Today, Marzia works in London as the Strategic BIM Advisor at Mace, an international consultancy and construction company. Mace’s business activities give the organization an overview of the entire life cycle of the built environment.
In her current role, Marzia communicates the message that BIM is for everyone, not just for experts. She’s worked with clients and sees them as the key to realizing the full benefits of BIM. She believes that companies should promote and use collaborative procurement and involve stakeholders early in their projects.
Looking at the construction industry from a different point of view, Marzia has realized how slow the implementation of BIM still is. She believes that people, not the technologies, are the main obstacle.
Even young professionals, perhaps because of their educational backgrounds, are not embracing BIM as one would assume. “It is not beneficial to talk about BIM in general, but rather we should be discussing how to integrate the technology into daily work. We need to upskill people and make them rethink internal processes,” Marzia states.
Standards and Dictionaries
During her studies, Marzia became familiar with BIM guidelines used in various countries. In Boston, she encountered “LOD”, a standardized metric for building information models. She found the topic quite confusing: “People use the concept for different purposes. For some, it’s a geometrical detail of a project; others associate it with attribute information. It can be associated with individual model elements or the whole model. We have LODs that use letters or numbers on different scales. LOD can mean Level of Detail, Level of Definition, Level of Development, and so on.”
After Marzia published an article on LODs, CEN, the European Committee for Standardization, asked her to lead a task group aimed at standardizing the concept. For over a year now, she’s been working with experts from 11 countries, trying to find a consensus on what LODs are and how they should be presented, verified and validated.
The team started by thinking about deriving needs from the different purposes of particular information. Instead of LOD, they now use the term “Level of Information Need” originally introduced by ISO19650. Their work should be public by the end of the year.
Implementing BIM collaboratively and across borders is not easy without a common terminology. The BIM Dictionary project tries to solve this problem by harmonizing the meaning of terms, abbreviations, and synonyms across several languages. This is a project within the BIM Excellence (BIMe) Initiative, a not-for-profit research-driven effort undertaken by volunteer researchers from both industry and academia. Marzia coordinates the project’s teams as an Assistant Editor. She also leads the Italian team of six members.

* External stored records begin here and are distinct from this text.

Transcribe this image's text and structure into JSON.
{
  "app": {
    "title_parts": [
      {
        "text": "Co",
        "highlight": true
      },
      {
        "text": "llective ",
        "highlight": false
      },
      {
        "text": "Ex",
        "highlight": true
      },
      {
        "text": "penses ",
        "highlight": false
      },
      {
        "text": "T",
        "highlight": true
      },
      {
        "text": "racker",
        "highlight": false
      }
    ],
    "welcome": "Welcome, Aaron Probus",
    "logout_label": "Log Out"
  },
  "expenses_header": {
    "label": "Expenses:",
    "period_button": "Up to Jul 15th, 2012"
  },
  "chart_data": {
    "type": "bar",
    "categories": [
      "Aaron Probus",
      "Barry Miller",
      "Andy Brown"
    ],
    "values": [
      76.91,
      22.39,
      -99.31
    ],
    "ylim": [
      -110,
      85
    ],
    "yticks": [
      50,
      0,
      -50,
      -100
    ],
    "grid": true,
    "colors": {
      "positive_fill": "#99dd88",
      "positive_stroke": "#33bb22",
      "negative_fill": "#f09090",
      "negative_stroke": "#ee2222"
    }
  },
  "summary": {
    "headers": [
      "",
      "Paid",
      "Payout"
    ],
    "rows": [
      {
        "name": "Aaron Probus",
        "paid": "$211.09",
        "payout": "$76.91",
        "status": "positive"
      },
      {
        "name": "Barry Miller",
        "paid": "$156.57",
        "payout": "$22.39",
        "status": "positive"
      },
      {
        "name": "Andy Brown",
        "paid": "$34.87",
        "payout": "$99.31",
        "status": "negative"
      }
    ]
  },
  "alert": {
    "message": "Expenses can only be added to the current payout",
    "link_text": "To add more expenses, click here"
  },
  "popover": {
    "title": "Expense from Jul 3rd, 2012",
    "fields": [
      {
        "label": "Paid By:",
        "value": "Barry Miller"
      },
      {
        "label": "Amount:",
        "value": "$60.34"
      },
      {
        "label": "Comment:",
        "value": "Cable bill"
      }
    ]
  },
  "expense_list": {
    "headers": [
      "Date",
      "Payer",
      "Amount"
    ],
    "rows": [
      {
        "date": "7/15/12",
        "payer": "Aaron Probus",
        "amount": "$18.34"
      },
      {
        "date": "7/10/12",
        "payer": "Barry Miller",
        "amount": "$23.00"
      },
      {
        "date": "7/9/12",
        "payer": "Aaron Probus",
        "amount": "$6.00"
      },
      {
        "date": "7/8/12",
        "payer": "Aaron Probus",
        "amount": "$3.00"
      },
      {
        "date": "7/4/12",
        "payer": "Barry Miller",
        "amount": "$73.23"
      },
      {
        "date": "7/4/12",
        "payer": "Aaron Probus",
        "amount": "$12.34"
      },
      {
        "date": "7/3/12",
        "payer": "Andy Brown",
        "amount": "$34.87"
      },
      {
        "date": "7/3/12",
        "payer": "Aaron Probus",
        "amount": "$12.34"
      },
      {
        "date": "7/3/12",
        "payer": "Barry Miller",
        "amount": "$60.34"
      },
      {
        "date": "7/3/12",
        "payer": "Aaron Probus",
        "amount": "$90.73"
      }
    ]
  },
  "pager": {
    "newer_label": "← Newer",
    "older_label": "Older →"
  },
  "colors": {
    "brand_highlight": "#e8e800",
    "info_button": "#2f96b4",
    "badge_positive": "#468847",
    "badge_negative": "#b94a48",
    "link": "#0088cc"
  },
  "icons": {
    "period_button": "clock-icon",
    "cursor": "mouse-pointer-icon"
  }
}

Making BIM Business as Usual
Marzia is an example of a person who acts as a link between academia and business. She believes that academia can supply fresh thinking, introduce and test new technologies, analyze processes and policies, and provide an international perspective to local businesses.
Marzia asserts that researchers should improve their communications with non-experts and interact and familiarize themselves with the work of companies. That way, win-win relationships become possible.
“In Europe, the level of BIM implementation is really heterogeneous. In Scandinavian countries, BIM is almost business as usual. My colleagues from Norway said that asking why you use BIM is like asking why you use email,” Marzia says smilingly, “and maybe email is not the best example as more agile ways of communications are emerging now.” She understands that there are still problems with interoperability and data integration and people’s attitude in embracing change. The publication of ISO 19650 and the standards at CEN TC 442 will help to unify European BIM practices.
Marzia sees the future of BIM as a part of digital innovation in the construction industry. BIM as a concept is still evolving and over time it is possible it will merge with other technologies and ways of managing information.
“It is important to work on the educational side as well. The curricula should explain how to work in a different way. Clients need training on how to procure collaboratively and set information requirements differently,” Marzia concludes.
The title photo is courtesy of Mace